◆ Assigned task
List, from the lines below, each one with "headline" in it.

◆ Provided entries
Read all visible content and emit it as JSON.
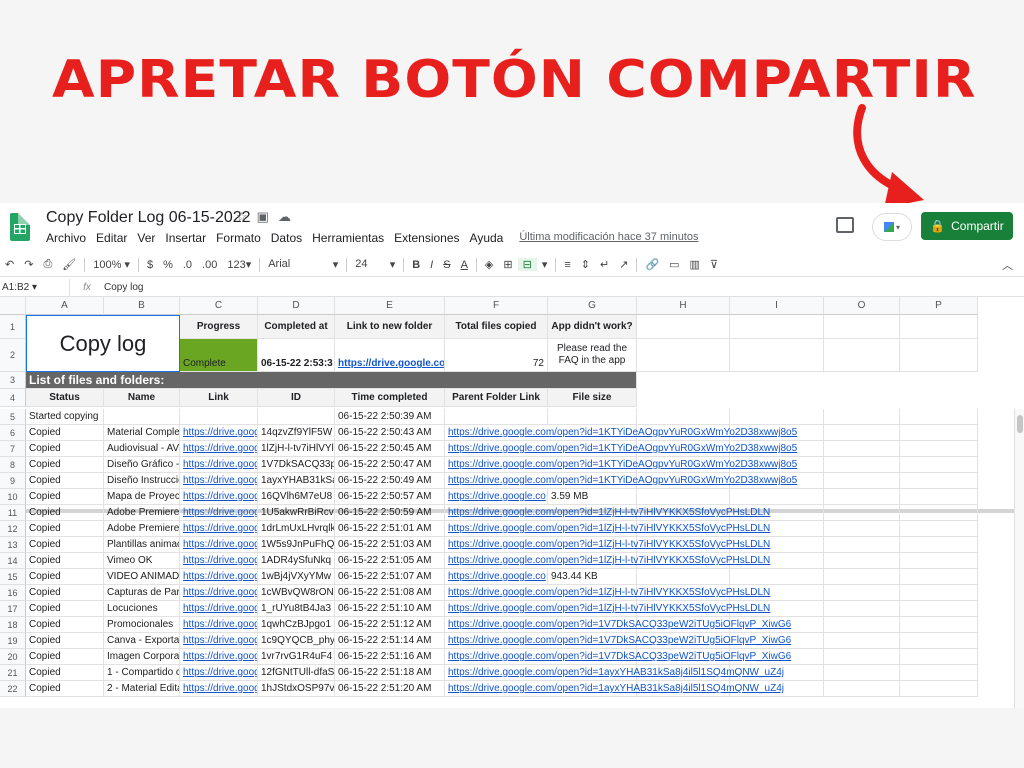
{
  "headline": "APRETAR BOTÓN COMPARTIR",
  "colors": {
    "headline": "#e8201d",
    "share": "#188038",
    "complete": "#6aa621",
    "link": "#1155cc"
  },
  "sheet": {
    "title": "Copy Folder Log 06-15-2022",
    "menu": [
      "Archivo",
      "Editar",
      "Ver",
      "Insertar",
      "Formato",
      "Datos",
      "Herramientas",
      "Extensiones",
      "Ayuda"
    ],
    "last_modified": "Última modificación hace 37 minutos",
    "share_label": "Compartir",
    "toolbar": {
      "zoom": "100%",
      "currency": "$",
      "percent": "%",
      "dec_less": ".0",
      "dec_more": ".00",
      "more_formats": "123",
      "font": "Arial",
      "font_size": "24"
    },
    "name_box": "A1:B2",
    "fx": "fx",
    "formula": "Copy log"
  },
  "columns": [
    "A",
    "B",
    "C",
    "D",
    "E",
    "F",
    "G",
    "H",
    "I",
    "O",
    "P"
  ],
  "cells": {
    "copy_log": "Copy log",
    "progress_h": "Progress",
    "completed_h": "Completed at",
    "link_h": "Link to new folder",
    "total_h": "Total files copied",
    "app_h": "App didn't work?",
    "progress": "Complete",
    "completed_at": "06-15-22 2:53:3",
    "new_folder_link": "https://drive.google.co",
    "total": "72",
    "app_note": "Please read the FAQ in the app",
    "list_title": "List of files and folders:",
    "hdr": [
      "Status",
      "Name",
      "Link",
      "ID",
      "Time completed",
      "Parent Folder Link",
      "File size"
    ]
  },
  "rows": [
    {
      "n": "5",
      "status": "Started copying",
      "name": "",
      "link": "",
      "id": "",
      "time": "06-15-22 2:50:39 AM",
      "parent": "",
      "size": ""
    },
    {
      "n": "6",
      "status": "Copied",
      "name": "Material Comple",
      "link": "https://drive.goog",
      "id": "14qzvZf9YlF5W",
      "time": "06-15-22 2:50:43 AM",
      "parent": "https://drive.google.com/open?id=1KTYiDeAOgpvYuR0GxWmYo2D38xwwj8o5",
      "size": ""
    },
    {
      "n": "7",
      "status": "Copied",
      "name": "Audiovisual - AV",
      "link": "https://drive.goog",
      "id": "1lZjH-l-tv7iHlVYl",
      "time": "06-15-22 2:50:45 AM",
      "parent": "https://drive.google.com/open?id=1KTYiDeAOgpvYuR0GxWmYo2D38xwwj8o5",
      "size": ""
    },
    {
      "n": "8",
      "status": "Copied",
      "name": "Diseño Gráfico -",
      "link": "https://drive.goog",
      "id": "1V7DkSACQ33p",
      "time": "06-15-22 2:50:47 AM",
      "parent": "https://drive.google.com/open?id=1KTYiDeAOgpvYuR0GxWmYo2D38xwwj8o5",
      "size": ""
    },
    {
      "n": "9",
      "status": "Copied",
      "name": "Diseño Instruccio",
      "link": "https://drive.goog",
      "id": "1ayxYHAB31kSa",
      "time": "06-15-22 2:50:49 AM",
      "parent": "https://drive.google.com/open?id=1KTYiDeAOgpvYuR0GxWmYo2D38xwwj8o5",
      "size": ""
    },
    {
      "n": "10",
      "status": "Copied",
      "name": "Mapa de Proyec",
      "link": "https://drive.goog",
      "id": "16QVlh6M7eU8",
      "time": "06-15-22 2:50:57 AM",
      "parent": "https://drive.google.co",
      "size": "3.59 MB"
    },
    {
      "n": "11",
      "status": "Copied",
      "name": "Adobe Premiere",
      "link": "https://drive.goog",
      "id": "1U5akwRrBiRcv",
      "time": "06-15-22 2:50:59 AM",
      "parent": "https://drive.google.com/open?id=1lZjH-l-tv7iHlVYKKX5SfoVycPHsLDLN",
      "size": ""
    },
    {
      "n": "12",
      "status": "Copied",
      "name": "Adobe Premiere",
      "link": "https://drive.goog",
      "id": "1drLmUxLHvrqlk",
      "time": "06-15-22 2:51:01 AM",
      "parent": "https://drive.google.com/open?id=1lZjH-l-tv7iHlVYKKX5SfoVycPHsLDLN",
      "size": ""
    },
    {
      "n": "13",
      "status": "Copied",
      "name": "Plantillas animac",
      "link": "https://drive.goog",
      "id": "1W5s9JnPuFhQ",
      "time": "06-15-22 2:51:03 AM",
      "parent": "https://drive.google.com/open?id=1lZjH-l-tv7iHlVYKKX5SfoVycPHsLDLN",
      "size": ""
    },
    {
      "n": "14",
      "status": "Copied",
      "name": "Vimeo OK",
      "link": "https://drive.goog",
      "id": "1ADR4ySfuNkq",
      "time": "06-15-22 2:51:05 AM",
      "parent": "https://drive.google.com/open?id=1lZjH-l-tv7iHlVYKKX5SfoVycPHsLDLN",
      "size": ""
    },
    {
      "n": "15",
      "status": "Copied",
      "name": "VIDEO ANIMAD",
      "link": "https://drive.goog",
      "id": "1wBj4jVXyYMw",
      "time": "06-15-22 2:51:07 AM",
      "parent": "https://drive.google.co",
      "size": "943.44 KB"
    },
    {
      "n": "16",
      "status": "Copied",
      "name": "Capturas de Par",
      "link": "https://drive.goog",
      "id": "1cWBvQW8rON",
      "time": "06-15-22 2:51:08 AM",
      "parent": "https://drive.google.com/open?id=1lZjH-l-tv7iHlVYKKX5SfoVycPHsLDLN",
      "size": ""
    },
    {
      "n": "17",
      "status": "Copied",
      "name": "Locuciones",
      "link": "https://drive.goog",
      "id": "1_rUYu8tB4Ja3",
      "time": "06-15-22 2:51:10 AM",
      "parent": "https://drive.google.com/open?id=1lZjH-l-tv7iHlVYKKX5SfoVycPHsLDLN",
      "size": ""
    },
    {
      "n": "18",
      "status": "Copied",
      "name": "Promocionales",
      "link": "https://drive.goog",
      "id": "1qwhCzBJpgo1",
      "time": "06-15-22 2:51:12 AM",
      "parent": "https://drive.google.com/open?id=1V7DkSACQ33peW2iTUg5iOFlqvP_XiwG6",
      "size": ""
    },
    {
      "n": "19",
      "status": "Copied",
      "name": "Canva - Exporta",
      "link": "https://drive.goog",
      "id": "1c9QYQCB_phy",
      "time": "06-15-22 2:51:14 AM",
      "parent": "https://drive.google.com/open?id=1V7DkSACQ33peW2iTUg5iOFlqvP_XiwG6",
      "size": ""
    },
    {
      "n": "20",
      "status": "Copied",
      "name": "Imagen Corpora",
      "link": "https://drive.goog",
      "id": "1vr7rvG1R4uF4",
      "time": "06-15-22 2:51:16 AM",
      "parent": "https://drive.google.com/open?id=1V7DkSACQ33peW2iTUg5iOFlqvP_XiwG6",
      "size": ""
    },
    {
      "n": "21",
      "status": "Copied",
      "name": "1 - Compartido c",
      "link": "https://drive.goog",
      "id": "12fGNtTUll-dfaS",
      "time": "06-15-22 2:51:18 AM",
      "parent": "https://drive.google.com/open?id=1ayxYHAB31kSa8j4il5l1SQ4mQNW_uZ4j",
      "size": ""
    },
    {
      "n": "22",
      "status": "Copied",
      "name": "2 - Material Edita",
      "link": "https://drive.goog",
      "id": "1hJStdxOSP97v",
      "time": "06-15-22 2:51:20 AM",
      "parent": "https://drive.google.com/open?id=1ayxYHAB31kSa8j4il5l1SQ4mQNW_uZ4j",
      "size": ""
    }
  ]
}
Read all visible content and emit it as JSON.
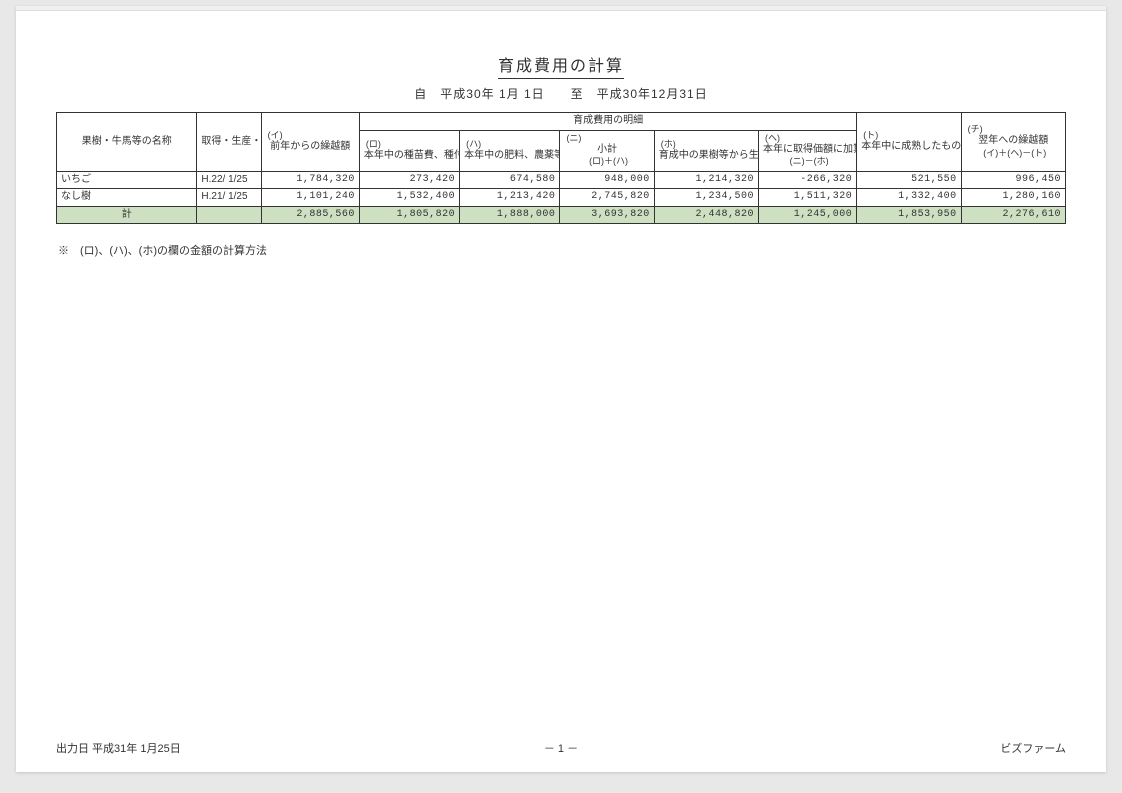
{
  "title": "育成費用の計算",
  "period": "自　平成30年  1月  1日　　至　平成30年12月31日",
  "headers": {
    "name": "果樹・牛馬等の名称",
    "date": "取得・生産・定植等の年月日",
    "carry": "前年からの繰越額",
    "detail_group": "育成費用の明細",
    "ro": "本年中の種苗費、種付料、素畜費",
    "ha": "本年中の肥料、農薬等の投下費用",
    "ni": "小計",
    "ni_sub": "(ロ)＋(ハ)",
    "ho": "育成中の果樹等から生じた収入金額",
    "he": "本年に取得価額に加算する金額",
    "he_sub": "(ニ)－(ホ)",
    "to": "本年中に成熟したものの取得価額",
    "chi": "翌年への繰越額",
    "chi_sub": "(イ)＋(ヘ)－(ト)",
    "mark_i": "(イ)",
    "mark_ro": "(ロ)",
    "mark_ha": "(ハ)",
    "mark_ni": "(ニ)",
    "mark_ho": "(ホ)",
    "mark_he": "(ヘ)",
    "mark_to": "(ト)",
    "mark_chi": "(チ)"
  },
  "rows": [
    {
      "name": "いちご",
      "date": "H.22/  1/25",
      "i": "1,784,320",
      "ro": "273,420",
      "ha": "674,580",
      "ni": "948,000",
      "ho": "1,214,320",
      "he": "-266,320",
      "to": "521,550",
      "chi": "996,450"
    },
    {
      "name": "なし樹",
      "date": "H.21/  1/25",
      "i": "1,101,240",
      "ro": "1,532,400",
      "ha": "1,213,420",
      "ni": "2,745,820",
      "ho": "1,234,500",
      "he": "1,511,320",
      "to": "1,332,400",
      "chi": "1,280,160"
    }
  ],
  "totals": {
    "label": "計",
    "i": "2,885,560",
    "ro": "1,805,820",
    "ha": "1,888,000",
    "ni": "3,693,820",
    "ho": "2,448,820",
    "he": "1,245,000",
    "to": "1,853,950",
    "chi": "2,276,610"
  },
  "note": "※　(ロ)、(ハ)、(ホ)の欄の金額の計算方法",
  "footer": {
    "left": "出力日 平成31年  1月25日",
    "center": "－  1  －",
    "right": "ビズファーム"
  }
}
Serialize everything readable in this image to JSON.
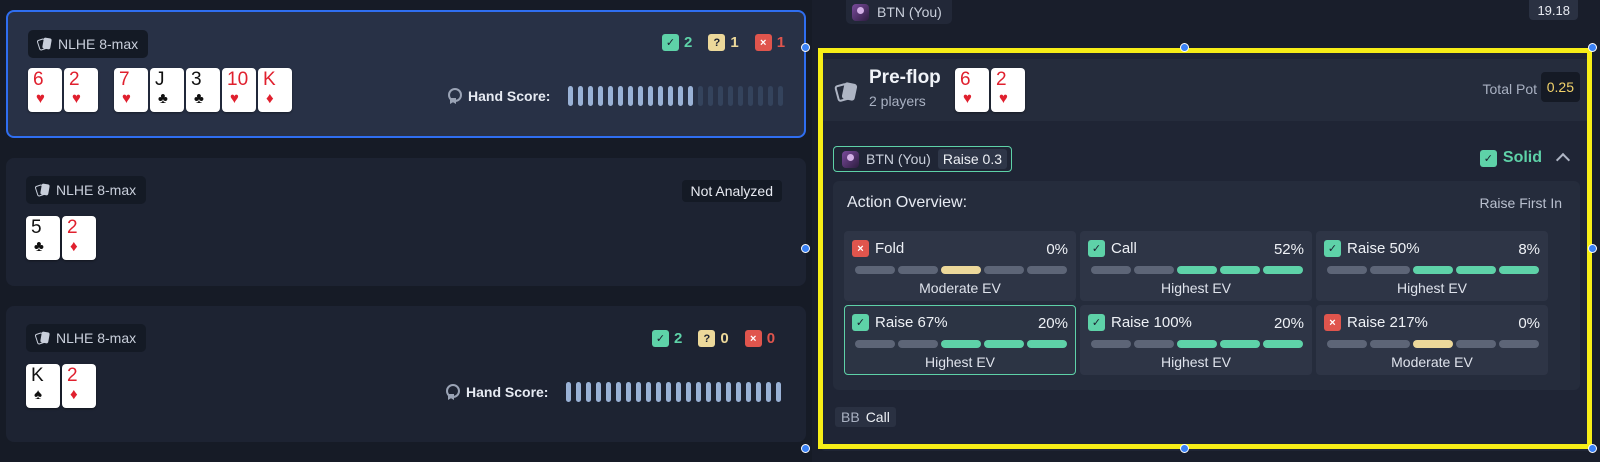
{
  "hands": [
    {
      "format": "NLHE 8-max",
      "hole_cards": [
        {
          "rank": "6",
          "suit": "♥",
          "color": "red"
        },
        {
          "rank": "2",
          "suit": "♥",
          "color": "red"
        }
      ],
      "board": [
        {
          "rank": "7",
          "suit": "♥",
          "color": "red"
        },
        {
          "rank": "J",
          "suit": "♣",
          "color": "black"
        },
        {
          "rank": "3",
          "suit": "♣",
          "color": "black"
        },
        {
          "rank": "10",
          "suit": "♥",
          "color": "red"
        },
        {
          "rank": "K",
          "suit": "♦",
          "color": "red"
        }
      ],
      "counts": {
        "good": "2",
        "unsure": "1",
        "bad": "1"
      },
      "score_label": "Hand Score:",
      "score_fraction": 0.58
    },
    {
      "format": "NLHE 8-max",
      "hole_cards": [
        {
          "rank": "5",
          "suit": "♣",
          "color": "black"
        },
        {
          "rank": "2",
          "suit": "♦",
          "color": "red"
        }
      ],
      "status": "Not Analyzed"
    },
    {
      "format": "NLHE 8-max",
      "hole_cards": [
        {
          "rank": "K",
          "suit": "♠",
          "color": "black"
        },
        {
          "rank": "2",
          "suit": "♦",
          "color": "red"
        }
      ],
      "counts": {
        "good": "2",
        "unsure": "0",
        "bad": "0"
      },
      "score_label": "Hand Score:",
      "score_fraction": 1.0
    }
  ],
  "top": {
    "player": "BTN (You)",
    "stack": "19.18"
  },
  "street": {
    "title": "Pre-flop",
    "players": "2 players",
    "cards": [
      {
        "rank": "6",
        "suit": "♥",
        "color": "red"
      },
      {
        "rank": "2",
        "suit": "♥",
        "color": "red"
      }
    ],
    "total_pot_label": "Total Pot",
    "total_pot": "0.25"
  },
  "action": {
    "player": "BTN (You)",
    "action": "Raise 0.3",
    "grade": "Solid"
  },
  "overview": {
    "title": "Action Overview:",
    "context": "Raise First In",
    "options": [
      {
        "name": "Fold",
        "pct": "0%",
        "status": "bad",
        "ev": "Moderate EV",
        "segments": [
          "n",
          "n",
          "y",
          "n",
          "n"
        ],
        "highlight": false
      },
      {
        "name": "Call",
        "pct": "52%",
        "status": "good",
        "ev": "Highest EV",
        "segments": [
          "n",
          "n",
          "g",
          "g",
          "g"
        ],
        "highlight": false
      },
      {
        "name": "Raise 50%",
        "pct": "8%",
        "status": "good",
        "ev": "Highest EV",
        "segments": [
          "n",
          "n",
          "g",
          "g",
          "g"
        ],
        "highlight": false
      },
      {
        "name": "Raise 67%",
        "pct": "20%",
        "status": "good",
        "ev": "Highest EV",
        "segments": [
          "n",
          "n",
          "g",
          "g",
          "g"
        ],
        "highlight": true
      },
      {
        "name": "Raise 100%",
        "pct": "20%",
        "status": "good",
        "ev": "Highest EV",
        "segments": [
          "n",
          "n",
          "g",
          "g",
          "g"
        ],
        "highlight": false
      },
      {
        "name": "Raise 217%",
        "pct": "0%",
        "status": "bad",
        "ev": "Moderate EV",
        "segments": [
          "n",
          "n",
          "y",
          "n",
          "n"
        ],
        "highlight": false
      }
    ]
  },
  "next": {
    "player": "BB",
    "action": "Call"
  },
  "colors": {
    "good": "#5ed2a8",
    "unsure": "#ecd89a",
    "bad": "#e0554d",
    "selection": "#f7ee17",
    "selected_border": "#2f6ef0"
  },
  "icons": {
    "check": "✓",
    "question": "?",
    "cross": "×"
  }
}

◆ Response for this exercise
  "headline": "APRETAR BOTÓN COMPARTIR",
    "headline": "#e8201d",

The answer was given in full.